When it comes to financial matters, many of us are like 4-year-olds. We think we can do it all by ourselves. Or maybe we think we should be able to do so, and we get frustrated when confusion sets in. The truth is, not everyone can or should go it alone, and there's no shame in seeking expert help. Got that? No shame.

The latest issue of Consumer Reports magazine reviewed a host of financial-advice services. It found: "Bargain financial planning services can give you solid advice about how to invest for retirement." (It also noted that none of the plans are perfect and that it's still good to question assumptions in any model and to review all numbers, looking for errors.
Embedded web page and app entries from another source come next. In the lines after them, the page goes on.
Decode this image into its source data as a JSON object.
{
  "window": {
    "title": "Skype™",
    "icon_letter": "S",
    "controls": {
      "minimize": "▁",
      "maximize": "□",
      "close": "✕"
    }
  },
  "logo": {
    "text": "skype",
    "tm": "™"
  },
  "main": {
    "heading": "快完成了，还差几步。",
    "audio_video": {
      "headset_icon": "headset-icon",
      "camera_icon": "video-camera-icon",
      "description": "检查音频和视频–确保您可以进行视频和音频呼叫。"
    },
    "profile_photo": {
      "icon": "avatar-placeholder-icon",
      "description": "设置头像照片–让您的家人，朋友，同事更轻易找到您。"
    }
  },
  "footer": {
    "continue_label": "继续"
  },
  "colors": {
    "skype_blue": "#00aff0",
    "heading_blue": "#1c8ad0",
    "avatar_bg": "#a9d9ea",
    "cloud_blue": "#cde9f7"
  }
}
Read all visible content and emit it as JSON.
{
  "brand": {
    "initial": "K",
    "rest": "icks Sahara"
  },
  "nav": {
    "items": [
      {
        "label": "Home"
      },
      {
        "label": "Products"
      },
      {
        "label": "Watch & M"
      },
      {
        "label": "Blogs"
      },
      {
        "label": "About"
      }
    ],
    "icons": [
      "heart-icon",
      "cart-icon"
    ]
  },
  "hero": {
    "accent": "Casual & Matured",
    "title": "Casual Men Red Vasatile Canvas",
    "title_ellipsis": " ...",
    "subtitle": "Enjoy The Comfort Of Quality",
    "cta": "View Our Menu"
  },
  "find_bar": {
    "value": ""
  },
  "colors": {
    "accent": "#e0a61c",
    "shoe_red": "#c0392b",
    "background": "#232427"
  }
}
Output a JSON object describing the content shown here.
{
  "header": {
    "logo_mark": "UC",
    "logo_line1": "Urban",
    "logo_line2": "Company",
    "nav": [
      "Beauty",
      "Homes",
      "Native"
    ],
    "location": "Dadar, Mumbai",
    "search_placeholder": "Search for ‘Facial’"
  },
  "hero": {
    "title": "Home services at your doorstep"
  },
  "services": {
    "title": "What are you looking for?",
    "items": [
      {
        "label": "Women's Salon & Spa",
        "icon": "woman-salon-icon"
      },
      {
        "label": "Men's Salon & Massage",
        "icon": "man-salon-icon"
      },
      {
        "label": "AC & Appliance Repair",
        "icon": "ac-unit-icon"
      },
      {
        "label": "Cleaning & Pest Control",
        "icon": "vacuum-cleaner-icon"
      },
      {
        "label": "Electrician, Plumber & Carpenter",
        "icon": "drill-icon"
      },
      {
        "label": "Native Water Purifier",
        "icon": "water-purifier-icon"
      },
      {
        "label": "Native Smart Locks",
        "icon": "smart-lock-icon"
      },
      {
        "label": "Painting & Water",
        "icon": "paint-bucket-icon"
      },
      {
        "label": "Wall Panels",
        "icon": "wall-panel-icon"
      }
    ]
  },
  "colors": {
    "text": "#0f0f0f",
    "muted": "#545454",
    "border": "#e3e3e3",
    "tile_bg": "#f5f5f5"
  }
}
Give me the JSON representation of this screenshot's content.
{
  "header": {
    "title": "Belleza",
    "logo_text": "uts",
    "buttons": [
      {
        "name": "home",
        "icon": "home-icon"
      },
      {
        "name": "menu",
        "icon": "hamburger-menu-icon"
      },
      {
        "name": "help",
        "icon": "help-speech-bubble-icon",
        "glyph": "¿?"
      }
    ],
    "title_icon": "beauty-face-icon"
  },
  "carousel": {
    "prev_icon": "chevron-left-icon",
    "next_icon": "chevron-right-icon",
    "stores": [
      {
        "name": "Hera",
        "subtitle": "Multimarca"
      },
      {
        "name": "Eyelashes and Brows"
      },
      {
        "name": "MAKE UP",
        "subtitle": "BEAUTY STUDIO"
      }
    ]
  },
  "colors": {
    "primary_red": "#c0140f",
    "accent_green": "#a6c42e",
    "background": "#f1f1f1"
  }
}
Also check out any advisor before signing up -- learn more from the Securities and Exchange Commission.)

Here are some more of its conclusions:

  • An independent, fee-only planner is best if you need face-to-face interaction and have lots of questions to ask. Getting such a planner can cost around $3,000.
  • Vanguard's "Personal Financial Report" is good if you "mainly want retirement advice and are willing to invest most of your money with Vanguard." Its cost varies -- it's a bit less if you're a Vanguard client, and the cost is lower if you have a lot of money invested.
  • Less expensive plans ranged from being free to costing around $650. Consider the "Retirement Income Manager" from T. Rowe Price (NASDAQ:TROW), which costs $500 and is free if you have $1 million or more invested. Like a bunch of other plans, it was deemed fairly conservative in what it recommended for retirees.
  • Free planning services are offered by Fidelity Investments, Wachovia Bank (NYSE:WB), and Charles Schwab (NASDAQ:SCHW). They received mixed marks as well for offering no specific mutual fund recommendations, among other things.

Permit me to offer two more possibilities for you: First, let us help you find a good pro. Our guidance can help you zero in on the right questions to ask as you interview candidates, for example. It's important to take the time to find a trustworthy advisor with whom you're comfortable.

Next, consider checking out our own affordable personal finance planning service, TMF Money Advisor. You can try it out for free for a whole month -- that's a pretty good bargain. During that time, you can run lots of numbers, explore various scenarios, and ask all your questions over the phone with financial pros.

Remember, it's OK to ask for help. If you're not confident of your financial savviness, why not tap the expertise of people who focus on this stuff for a living, instead of winging it on your own?

Longtime Fool contributor Selena Maranjian does not own shares of any companies mentioned in this article. Charles Schwab is a Motley Fool Stock Advisor pick. The Fool has a disclosure policy.